Required work:
From the first line to the last, copy the listing below word for word.

────────────────────

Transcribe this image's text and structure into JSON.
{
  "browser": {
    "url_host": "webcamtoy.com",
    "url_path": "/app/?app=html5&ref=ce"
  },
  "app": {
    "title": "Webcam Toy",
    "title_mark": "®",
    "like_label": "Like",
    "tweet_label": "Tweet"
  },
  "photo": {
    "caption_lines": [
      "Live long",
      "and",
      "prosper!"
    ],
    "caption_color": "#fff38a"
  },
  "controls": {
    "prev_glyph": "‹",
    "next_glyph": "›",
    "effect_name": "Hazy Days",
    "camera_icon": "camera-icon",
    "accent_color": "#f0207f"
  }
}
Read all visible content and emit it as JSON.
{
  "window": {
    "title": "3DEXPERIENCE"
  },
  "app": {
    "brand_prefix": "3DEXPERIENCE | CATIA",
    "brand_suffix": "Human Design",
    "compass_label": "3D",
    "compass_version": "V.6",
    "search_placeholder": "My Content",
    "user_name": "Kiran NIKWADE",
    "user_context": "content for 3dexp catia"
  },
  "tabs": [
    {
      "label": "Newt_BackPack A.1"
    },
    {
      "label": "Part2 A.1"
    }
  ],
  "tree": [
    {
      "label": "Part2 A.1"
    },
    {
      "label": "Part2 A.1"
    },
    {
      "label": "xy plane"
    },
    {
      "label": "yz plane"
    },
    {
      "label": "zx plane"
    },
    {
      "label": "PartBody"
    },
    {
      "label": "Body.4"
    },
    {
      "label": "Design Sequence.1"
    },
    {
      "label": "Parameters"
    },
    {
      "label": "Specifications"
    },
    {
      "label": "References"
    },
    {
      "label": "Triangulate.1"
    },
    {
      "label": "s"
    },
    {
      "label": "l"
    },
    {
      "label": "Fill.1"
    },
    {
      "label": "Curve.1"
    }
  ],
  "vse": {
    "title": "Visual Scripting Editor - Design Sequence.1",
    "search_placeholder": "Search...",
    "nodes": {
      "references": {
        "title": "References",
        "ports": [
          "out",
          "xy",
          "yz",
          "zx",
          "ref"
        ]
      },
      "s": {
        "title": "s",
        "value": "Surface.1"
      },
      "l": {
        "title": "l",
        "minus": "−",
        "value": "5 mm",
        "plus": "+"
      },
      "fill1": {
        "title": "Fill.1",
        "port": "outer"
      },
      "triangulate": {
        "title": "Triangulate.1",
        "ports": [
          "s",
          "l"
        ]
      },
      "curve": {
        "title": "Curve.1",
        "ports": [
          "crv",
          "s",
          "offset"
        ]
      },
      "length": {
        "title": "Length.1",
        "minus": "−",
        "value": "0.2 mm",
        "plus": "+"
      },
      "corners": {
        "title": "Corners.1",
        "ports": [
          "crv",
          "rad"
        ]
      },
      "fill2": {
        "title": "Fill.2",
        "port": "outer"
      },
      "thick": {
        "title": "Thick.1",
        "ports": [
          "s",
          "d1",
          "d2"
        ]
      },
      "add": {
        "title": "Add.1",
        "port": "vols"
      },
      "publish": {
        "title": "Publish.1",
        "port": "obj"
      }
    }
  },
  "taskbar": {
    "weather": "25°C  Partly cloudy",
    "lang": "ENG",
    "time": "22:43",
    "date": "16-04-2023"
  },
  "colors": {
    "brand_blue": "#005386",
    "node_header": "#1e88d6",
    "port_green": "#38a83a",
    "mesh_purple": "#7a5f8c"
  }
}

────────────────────

Solution for this problem:
Transcribe this image's text and structure into JSON.
{
  "browser": {
    "url_host": "webcamtoy.com",
    "url_path": "/app/?app=html5&ref=ce"
  },
  "app": {
    "title": "Webcam Toy",
    "title_mark": "®",
    "like_label": "Like",
    "tweet_label": "Tweet"
  },
  "photo": {
    "caption_lines": [
      "Live long",
      "and",
      "prosper!"
    ],
    "caption_color": "#fff38a"
  },
  "controls": {
    "prev_glyph": "‹",
    "next_glyph": "›",
    "effect_name": "Hazy Days",
    "camera_icon": "camera-icon",
    "accent_color": "#f0207f"
  }
}
Read all visible content and emit it as JSON.
{
  "window": {
    "title": "3DEXPERIENCE"
  },
  "app": {
    "brand_prefix": "3DEXPERIENCE | CATIA",
    "brand_suffix": "Human Design",
    "compass_label": "3D",
    "compass_version": "V.6",
    "search_placeholder": "My Content",
    "user_name": "Kiran NIKWADE",
    "user_context": "content for 3dexp catia"
  },
  "tabs": [
    {
      "label": "Newt_BackPack A.1"
    },
    {
      "label": "Part2 A.1"
    }
  ],
  "tree": [
    {
      "label": "Part2 A.1"
    },
    {
      "label": "Part2 A.1"
    },
    {
      "label": "xy plane"
    },
    {
      "label": "yz plane"
    },
    {
      "label": "zx plane"
    },
    {
      "label": "PartBody"
    },
    {
      "label": "Body.4"
    },
    {
      "label": "Design Sequence.1"
    },
    {
      "label": "Parameters"
    },
    {
      "label": "Specifications"
    },
    {
      "label": "References"
    },
    {
      "label": "Triangulate.1"
    },
    {
      "label": "s"
    },
    {
      "label": "l"
    },
    {
      "label": "Fill.1"
    },
    {
      "label": "Curve.1"
    }
  ],
  "vse": {
    "title": "Visual Scripting Editor - Design Sequence.1",
    "search_placeholder": "Search...",
    "nodes": {
      "references": {
        "title": "References",
        "ports": [
          "out",
          "xy",
          "yz",
          "zx",
          "ref"
        ]
      },
      "s": {
        "title": "s",
        "value": "Surface.1"
      },
      "l": {
        "title": "l",
        "minus": "−",
        "value": "5 mm",
        "plus": "+"
      },
      "fill1": {
        "title": "Fill.1",
        "port": "outer"
      },
      "triangulate": {
        "title": "Triangulate.1",
        "ports": [
          "s",
          "l"
        ]
      },
      "curve": {
        "title": "Curve.1",
        "ports": [
          "crv",
          "s",
          "offset"
        ]
      },
      "length": {
        "title": "Length.1",
        "minus": "−",
        "value": "0.2 mm",
        "plus": "+"
      },
      "corners": {
        "title": "Corners.1",
        "ports": [
          "crv",
          "rad"
        ]
      },
      "fill2": {
        "title": "Fill.2",
        "port": "outer"
      },
      "thick": {
        "title": "Thick.1",
        "ports": [
          "s",
          "d1",
          "d2"
        ]
      },
      "add": {
        "title": "Add.1",
        "port": "vols"
      },
      "publish": {
        "title": "Publish.1",
        "port": "obj"
      }
    }
  },
  "taskbar": {
    "weather": "25°C  Partly cloudy",
    "lang": "ENG",
    "time": "22:43",
    "date": "16-04-2023"
  },
  "colors": {
    "brand_blue": "#005386",
    "node_header": "#1e88d6",
    "port_green": "#38a83a",
    "mesh_purple": "#7a5f8c"
  }
}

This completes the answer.